“I really enjoyed doing this — I had never been in charge of a seder,” says Sankman, “but because it was a lot of work, I told [Zohav] that he’d better be here for Passover next year.”

For Hanukkah, the staff places an electric menorah and decorations in the lobby, and provides chocolate gelt (coins) for everyone.  Each night a resident “lights” the candle and recites the prayer, and this past Hanukkah Sankman and Rosenbaum both participated in the candle lighting. Sankman says anyone can attend the menorah lighting, and her Christian friends come each night.  She also said the residents enjoyed the potato latkes the chef put on the dinner menu for two nights during Hanukkah. With a smile she recalls the time Rabbi Ephraim Zimmerman of Chabad Oro Valley came with his children for Hanukkah. They brought donuts, told stories, sang songs, and the children gave everyone cards they had made for the occasion.

Desert Point staff members also coordinate a Shabbat service on the second Friday of the month. The staff provides wine and challah, and Zohav and Rita bring prayer books and lead the service. Sankman says the Zohavs tell stories and sometimes ask residents to share stories from their childhood about Shabbat or holidays. Some Christians also attend, she says, because they enjoy the Shabbat service and listening to the stories.

“The Shabbat services and the holiday celebrations here benefit me because I am Jewish and I enjoy observing the holidays and Shabbat,” says Sankman, “but it also brings back childhood memories.”

The Forum at Tucson

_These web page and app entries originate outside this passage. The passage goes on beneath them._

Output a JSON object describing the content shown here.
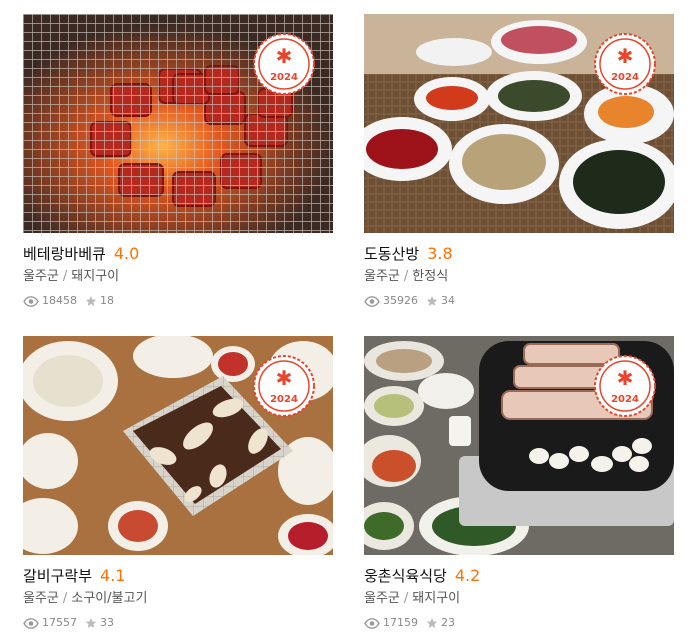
{
  "cards": [
    {
      "name": "베테랑바베큐",
      "rating": "4.0",
      "region": "울주군",
      "category": "돼지구이",
      "views": "18458",
      "stars": "18",
      "badge": "2024"
    },
    {
      "name": "도동산방",
      "rating": "3.8",
      "region": "울주군",
      "category": "한정식",
      "views": "35926",
      "stars": "34",
      "badge": "2024"
    },
    {
      "name": "갈비구락부",
      "rating": "4.1",
      "region": "울주군",
      "category": "소구이/불고기",
      "views": "17557",
      "stars": "33",
      "badge": "2024"
    },
    {
      "name": "웅촌식육식당",
      "rating": "4.2",
      "region": "울주군",
      "category": "돼지구이",
      "views": "17159",
      "stars": "23",
      "badge": "2024"
    }
  ],
  "separator": "/",
  "colors": {
    "rating": "#ff7100",
    "badge": "#e8452c"
  }
}
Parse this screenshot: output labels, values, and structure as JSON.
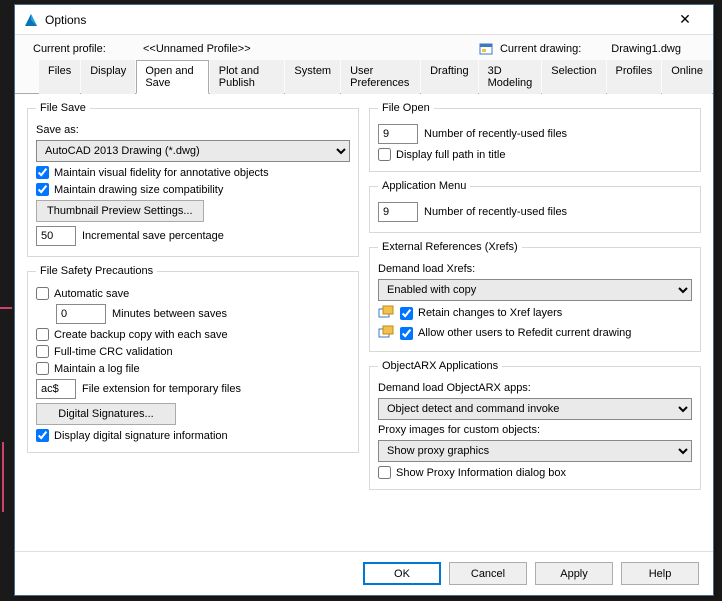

“We are very community oriented here at The Forum, and we encourage input from the residents about celebrating holidays,” says Liesen Clemons, director of sales and marketing. About 25 percent of The Forum’s residents are Jewish, and on average about 50 people attend holiday celebrations.  The holidays celebrated are Rosh Hashanah, Hanukkah, and Passover, although Clemons says they are considering including additional holidays. Once a month there is a Saturday morning Shabbat service, led by Rabbi Stephanie Aaron of Congregation Chaverim. Clemons says many residents take an active role, to each person’s comfort level. They also welcome volunteers to help with celebrations and services.

Passover is their biggest celebration of the year, with a traditional seder and dinner. Residents invite family or friends, Jewish and non-Jewish, and the seder is often led by a resident and/or a family member. “Many times people from Tucson have no place to go for the seder, so our seder is open to non-residents, but they must call for a reservation,” says Clemons. This year’s seder was led by Jennifer Selco, director of Jewish life and learning at the Tucson Jewish Community Center.

Besides helping to plan celebrations, residents suggest topics for talks on Jewish-related themes presented at The Forum. They also make requests for certain foods, even sharing family recipes. “We have printed up some of these family recipes to share with others, and this has a lot of meaning for our residents,” Clemons says.

“Providing the celebrations for holidays and Shabbat services offers the benefit of continuing to provide a good quality of life,” says Clemons. “We want our residents to remain active, and to continue to relate to family and friends. The more active the resident, the more engaged they will be in the celebrations. This allows them to continue their traditions, and when people are happy, they are healthier.”

Korene Charnofsky Cohen is a freelance writer and editor in Tucson.